*** Begin section ***

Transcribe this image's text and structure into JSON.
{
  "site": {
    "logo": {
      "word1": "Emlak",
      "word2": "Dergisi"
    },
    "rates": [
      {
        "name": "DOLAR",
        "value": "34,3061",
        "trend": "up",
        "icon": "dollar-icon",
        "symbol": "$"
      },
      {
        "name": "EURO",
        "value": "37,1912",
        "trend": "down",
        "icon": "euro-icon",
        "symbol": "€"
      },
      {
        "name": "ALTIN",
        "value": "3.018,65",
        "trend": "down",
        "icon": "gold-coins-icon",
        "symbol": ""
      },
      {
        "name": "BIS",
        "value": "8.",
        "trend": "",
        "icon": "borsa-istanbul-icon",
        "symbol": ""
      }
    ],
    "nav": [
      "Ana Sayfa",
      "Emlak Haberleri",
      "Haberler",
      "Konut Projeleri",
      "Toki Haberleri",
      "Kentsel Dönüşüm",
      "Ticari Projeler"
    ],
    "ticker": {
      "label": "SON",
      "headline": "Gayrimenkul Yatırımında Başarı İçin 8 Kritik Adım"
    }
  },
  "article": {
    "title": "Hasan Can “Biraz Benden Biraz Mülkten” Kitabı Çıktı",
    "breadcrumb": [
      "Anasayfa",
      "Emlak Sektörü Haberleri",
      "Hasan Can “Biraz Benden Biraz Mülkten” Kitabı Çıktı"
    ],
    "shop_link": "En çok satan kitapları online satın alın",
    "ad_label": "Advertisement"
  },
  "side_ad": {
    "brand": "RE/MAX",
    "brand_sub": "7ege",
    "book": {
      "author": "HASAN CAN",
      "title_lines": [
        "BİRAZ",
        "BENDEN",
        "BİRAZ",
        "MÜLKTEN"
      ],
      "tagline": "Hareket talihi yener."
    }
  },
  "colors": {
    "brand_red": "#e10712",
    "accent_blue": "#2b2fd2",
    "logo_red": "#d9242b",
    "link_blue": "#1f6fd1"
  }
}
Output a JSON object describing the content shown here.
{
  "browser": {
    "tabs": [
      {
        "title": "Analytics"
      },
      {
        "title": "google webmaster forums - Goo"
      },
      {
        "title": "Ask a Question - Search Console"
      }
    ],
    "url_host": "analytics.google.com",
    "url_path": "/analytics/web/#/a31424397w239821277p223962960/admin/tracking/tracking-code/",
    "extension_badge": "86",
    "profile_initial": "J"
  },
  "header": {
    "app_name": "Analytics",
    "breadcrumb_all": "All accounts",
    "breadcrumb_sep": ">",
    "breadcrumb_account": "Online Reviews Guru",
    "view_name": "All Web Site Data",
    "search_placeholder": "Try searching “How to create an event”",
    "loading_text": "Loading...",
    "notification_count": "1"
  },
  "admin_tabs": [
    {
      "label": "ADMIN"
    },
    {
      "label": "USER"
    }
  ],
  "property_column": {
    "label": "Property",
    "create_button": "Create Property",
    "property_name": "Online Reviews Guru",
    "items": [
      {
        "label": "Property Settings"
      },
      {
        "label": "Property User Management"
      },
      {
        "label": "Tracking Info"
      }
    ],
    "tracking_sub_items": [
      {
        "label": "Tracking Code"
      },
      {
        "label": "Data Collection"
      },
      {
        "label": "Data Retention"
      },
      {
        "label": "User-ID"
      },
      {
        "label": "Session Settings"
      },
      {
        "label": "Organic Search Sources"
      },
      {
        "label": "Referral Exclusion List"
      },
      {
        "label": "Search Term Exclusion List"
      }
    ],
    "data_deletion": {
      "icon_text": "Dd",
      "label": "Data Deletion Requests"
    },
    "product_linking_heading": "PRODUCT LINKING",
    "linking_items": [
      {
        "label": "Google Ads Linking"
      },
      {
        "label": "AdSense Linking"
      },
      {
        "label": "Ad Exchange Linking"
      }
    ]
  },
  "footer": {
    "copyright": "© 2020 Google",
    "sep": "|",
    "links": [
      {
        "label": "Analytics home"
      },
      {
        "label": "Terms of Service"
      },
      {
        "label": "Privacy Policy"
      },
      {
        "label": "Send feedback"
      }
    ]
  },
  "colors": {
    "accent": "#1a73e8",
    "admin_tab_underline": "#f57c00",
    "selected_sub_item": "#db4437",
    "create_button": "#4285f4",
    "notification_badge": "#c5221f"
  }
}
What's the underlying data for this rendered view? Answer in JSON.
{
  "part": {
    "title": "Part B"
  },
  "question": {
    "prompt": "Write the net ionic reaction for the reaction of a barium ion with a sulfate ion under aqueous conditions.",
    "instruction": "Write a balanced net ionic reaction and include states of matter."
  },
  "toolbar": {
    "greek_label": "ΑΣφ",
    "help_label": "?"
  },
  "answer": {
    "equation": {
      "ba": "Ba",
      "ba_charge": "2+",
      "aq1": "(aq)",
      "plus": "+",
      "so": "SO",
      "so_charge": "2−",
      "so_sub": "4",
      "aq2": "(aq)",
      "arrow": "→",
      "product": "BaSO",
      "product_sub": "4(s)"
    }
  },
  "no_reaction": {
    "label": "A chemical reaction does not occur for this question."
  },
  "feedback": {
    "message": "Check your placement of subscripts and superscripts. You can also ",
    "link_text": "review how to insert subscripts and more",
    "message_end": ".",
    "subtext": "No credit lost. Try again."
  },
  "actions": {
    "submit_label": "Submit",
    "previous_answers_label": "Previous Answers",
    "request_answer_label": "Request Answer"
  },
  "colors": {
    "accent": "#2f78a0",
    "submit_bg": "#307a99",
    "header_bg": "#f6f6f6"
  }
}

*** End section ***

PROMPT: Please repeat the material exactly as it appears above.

EXPECTED OUTPUT:
Transcribe this image's text and structure into JSON.
{
  "site": {
    "logo": {
      "word1": "Emlak",
      "word2": "Dergisi"
    },
    "rates": [
      {
        "name": "DOLAR",
        "value": "34,3061",
        "trend": "up",
        "icon": "dollar-icon",
        "symbol": "$"
      },
      {
        "name": "EURO",
        "value": "37,1912",
        "trend": "down",
        "icon": "euro-icon",
        "symbol": "€"
      },
      {
        "name": "ALTIN",
        "value": "3.018,65",
        "trend": "down",
        "icon": "gold-coins-icon",
        "symbol": ""
      },
      {
        "name": "BIS",
        "value": "8.",
        "trend": "",
        "icon": "borsa-istanbul-icon",
        "symbol": ""
      }
    ],
    "nav": [
      "Ana Sayfa",
      "Emlak Haberleri",
      "Haberler",
      "Konut Projeleri",
      "Toki Haberleri",
      "Kentsel Dönüşüm",
      "Ticari Projeler"
    ],
    "ticker": {
      "label": "SON",
      "headline": "Gayrimenkul Yatırımında Başarı İçin 8 Kritik Adım"
    }
  },
  "article": {
    "title": "Hasan Can “Biraz Benden Biraz Mülkten” Kitabı Çıktı",
    "breadcrumb": [
      "Anasayfa",
      "Emlak Sektörü Haberleri",
      "Hasan Can “Biraz Benden Biraz Mülkten” Kitabı Çıktı"
    ],
    "shop_link": "En çok satan kitapları online satın alın",
    "ad_label": "Advertisement"
  },
  "side_ad": {
    "brand": "RE/MAX",
    "brand_sub": "7ege",
    "book": {
      "author": "HASAN CAN",
      "title_lines": [
        "BİRAZ",
        "BENDEN",
        "BİRAZ",
        "MÜLKTEN"
      ],
      "tagline": "Hareket talihi yener."
    }
  },
  "colors": {
    "brand_red": "#e10712",
    "accent_blue": "#2b2fd2",
    "logo_red": "#d9242b",
    "link_blue": "#1f6fd1"
  }
}
Output a JSON object describing the content shown here.
{
  "browser": {
    "tabs": [
      {
        "title": "Analytics"
      },
      {
        "title": "google webmaster forums - Goo"
      },
      {
        "title": "Ask a Question - Search Console"
      }
    ],
    "url_host": "analytics.google.com",
    "url_path": "/analytics/web/#/a31424397w239821277p223962960/admin/tracking/tracking-code/",
    "extension_badge": "86",
    "profile_initial": "J"
  },
  "header": {
    "app_name": "Analytics",
    "breadcrumb_all": "All accounts",
    "breadcrumb_sep": ">",
    "breadcrumb_account": "Online Reviews Guru",
    "view_name": "All Web Site Data",
    "search_placeholder": "Try searching “How to create an event”",
    "loading_text": "Loading...",
    "notification_count": "1"
  },
  "admin_tabs": [
    {
      "label": "ADMIN"
    },
    {
      "label": "USER"
    }
  ],
  "property_column": {
    "label": "Property",
    "create_button": "Create Property",
    "property_name": "Online Reviews Guru",
    "items": [
      {
        "label": "Property Settings"
      },
      {
        "label": "Property User Management"
      },
      {
        "label": "Tracking Info"
      }
    ],
    "tracking_sub_items": [
      {
        "label": "Tracking Code"
      },
      {
        "label": "Data Collection"
      },
      {
        "label": "Data Retention"
      },
      {
        "label": "User-ID"
      },
      {
        "label": "Session Settings"
      },
      {
        "label": "Organic Search Sources"
      },
      {
        "label": "Referral Exclusion List"
      },
      {
        "label": "Search Term Exclusion List"
      }
    ],
    "data_deletion": {
      "icon_text": "Dd",
      "label": "Data Deletion Requests"
    },
    "product_linking_heading": "PRODUCT LINKING",
    "linking_items": [
      {
        "label": "Google Ads Linking"
      },
      {
        "label": "AdSense Linking"
      },
      {
        "label": "Ad Exchange Linking"
      }
    ]
  },
  "footer": {
    "copyright": "© 2020 Google",
    "sep": "|",
    "links": [
      {
        "label": "Analytics home"
      },
      {
        "label": "Terms of Service"
      },
      {
        "label": "Privacy Policy"
      },
      {
        "label": "Send feedback"
      }
    ]
  },
  "colors": {
    "accent": "#1a73e8",
    "admin_tab_underline": "#f57c00",
    "selected_sub_item": "#db4437",
    "create_button": "#4285f4",
    "notification_badge": "#c5221f"
  }
}
What's the underlying data for this rendered view? Answer in JSON.
{
  "part": {
    "title": "Part B"
  },
  "question": {
    "prompt": "Write the net ionic reaction for the reaction of a barium ion with a sulfate ion under aqueous conditions.",
    "instruction": "Write a balanced net ionic reaction and include states of matter."
  },
  "toolbar": {
    "greek_label": "ΑΣφ",
    "help_label": "?"
  },
  "answer": {
    "equation": {
      "ba": "Ba",
      "ba_charge": "2+",
      "aq1": "(aq)",
      "plus": "+",
      "so": "SO",
      "so_charge": "2−",
      "so_sub": "4",
      "aq2": "(aq)",
      "arrow": "→",
      "product": "BaSO",
      "product_sub": "4(s)"
    }
  },
  "no_reaction": {
    "label": "A chemical reaction does not occur for this question."
  },
  "feedback": {
    "message": "Check your placement of subscripts and superscripts. You can also ",
    "link_text": "review how to insert subscripts and more",
    "message_end": ".",
    "subtext": "No credit lost. Try again."
  },
  "actions": {
    "submit_label": "Submit",
    "previous_answers_label": "Previous Answers",
    "request_answer_label": "Request Answer"
  },
  "colors": {
    "accent": "#2f78a0",
    "submit_bg": "#307a99",
    "header_bg": "#f6f6f6"
  }
}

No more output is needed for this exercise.